Acne can manifest in several different forms. And, a single person may experience different types of acne at the same time. Mainly, acne is generally associated with red, healing skin from a clogged pore. This healing skin, known as a macule, may last from a few days to several weeks.
People can experience acne at any point in their lives, although it typically begins during puberty when symptoms are usually most severe. Additionally, women may experience regular acne outbreaks during certain times of the menstrual cycle. Regardless of when a person gets acne, it is generally not a serious condition, although it can damange self-esteem, and perhaps be disfiguring.
The severity of acne ranges from person to person. Some people get little acne, even during puberty. Others, however, may experience severe symptoms that lead to permanent scarring. Additionally, severe acne can be painful, in addition to impacting a person's physical appearance. Acne symptoms may appear when using certain cosmetics (particularly those that are greasy), during the onset of puberty until 5 or 10 years later, during the usage of certain medications, and when hormonal levels fluctuate (after childbirth; after ceasing birth control pill medication; etc.). Over time, you may notice acne during certain times each month, before your menstrual period, for example.
When to seek medical help
You may want to see your doctor if your acne is in the form of cysts, which can leave permanent scarring. You can also seek a doctor's help if you notice that your self-esteem has been affected by your acne. Or, if you have tried over-the-counter medication, and still are not seeing any results. And, if you recently begun a new prescription medication, and have noticed significant acne occurring it's a good time to schedule an appointment. Lastly, if you have any scars left from acne, this too might be a good reason to see your doctor.

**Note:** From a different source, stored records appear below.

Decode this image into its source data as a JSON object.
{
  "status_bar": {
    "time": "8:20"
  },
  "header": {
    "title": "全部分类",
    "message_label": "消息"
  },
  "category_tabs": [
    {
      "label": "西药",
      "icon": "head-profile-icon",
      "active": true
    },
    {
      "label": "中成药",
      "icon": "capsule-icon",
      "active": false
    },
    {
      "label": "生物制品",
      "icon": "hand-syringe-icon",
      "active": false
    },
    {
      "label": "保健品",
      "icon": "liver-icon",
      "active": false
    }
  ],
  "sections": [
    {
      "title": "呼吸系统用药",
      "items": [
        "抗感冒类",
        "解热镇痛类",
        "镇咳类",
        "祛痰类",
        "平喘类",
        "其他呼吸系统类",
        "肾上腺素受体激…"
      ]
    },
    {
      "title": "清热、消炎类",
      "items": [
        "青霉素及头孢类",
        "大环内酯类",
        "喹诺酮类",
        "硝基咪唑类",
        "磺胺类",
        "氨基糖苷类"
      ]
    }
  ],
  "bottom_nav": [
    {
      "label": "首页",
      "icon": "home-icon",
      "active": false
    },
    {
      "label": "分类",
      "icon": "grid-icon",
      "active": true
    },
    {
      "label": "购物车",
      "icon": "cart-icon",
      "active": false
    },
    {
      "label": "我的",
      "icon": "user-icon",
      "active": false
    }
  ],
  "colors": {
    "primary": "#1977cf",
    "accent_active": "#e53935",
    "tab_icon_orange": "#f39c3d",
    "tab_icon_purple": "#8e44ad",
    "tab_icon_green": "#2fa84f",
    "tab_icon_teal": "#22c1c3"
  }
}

Deciding to see your doctor is a step in the right direction to start controlling acne, improving self-esteem and reducing future outbreaks. Whether you are experiencing mild or severe acne, treatments are available. When you go in to see your doctor, how will s/he make a diagnosis? What type of doctor should you see? To learn more about the diagnostic process, read our next section on how to diagnose severe acne for more information.